The speaker prefers to be alone because he doesn't want to face ridicule for his mental illness.
He's not actually alone. This poem was just a brooding, lonely moment. He really has tons of friends on the island.
Yes, the speaker of "Skunk Hour" knows the people of Nautilus Island. Yes, he lives there year-round while others come for summer then leave for the rest of the year. But while his permanent address is on Nautilus Island, and he's got a back porch to stare out from, we get the sense that he doesn't feel quite at home in this town. Simply the way he describes the place puts it at such a distance that it's hard to imagine he feels much comfort, or much fondness, for it at all. What makes a home is hard to define, but we think it's safe to say that home is not where you lay your head every night, but – yup, you guessed it – where the heart is.

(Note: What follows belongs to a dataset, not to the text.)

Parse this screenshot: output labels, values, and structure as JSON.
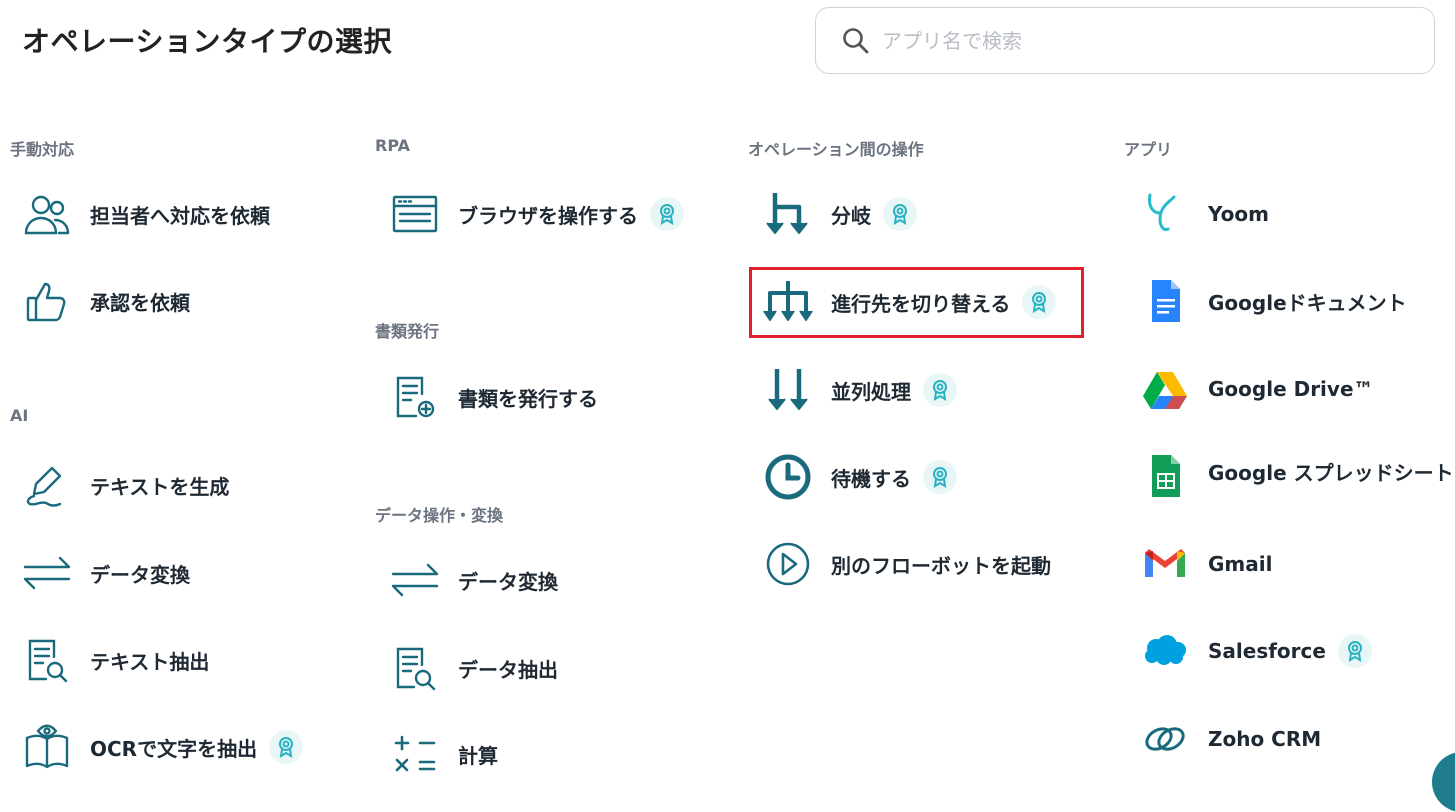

The speaker is just like the other vacationers. He doesn't live there year-round, but has come back for one day during the off-season.
The speaker used to feel at home there, but now that the mystery person has left, he's feeling too lonely to feel homey.
Thematically, this is not the most important aspect of "Skunk Hour," but it's one that's clearly there, especially from the beginning, so it's worth our attention. Social status also seems to be one of many reasons our speaker feels so distant from the other islanders – they're caught up in money and status while he couldn't seem to care less. Check out the beginning of the poem. Before the speaker goes all inward and dark on us, he's painting a picture of the fancy, bourgeois lifestyle (or the desire for it), old money (and wanting to keep the newbies out), and the vacationers that use the island as their summer playground then duck out when the weather turns chilly. With that much attention to the issue of class at the beginning of the poem, it's certainly an important part of Nautilus Island's fabric.
Lowell is just poking fun at the old-fashioned preoccupation with class. The social status is all in the heads of these characters, and doesn't really exist in real life.
Class issues and envy are the reasons for our speaker's feelings of loneliness and madness.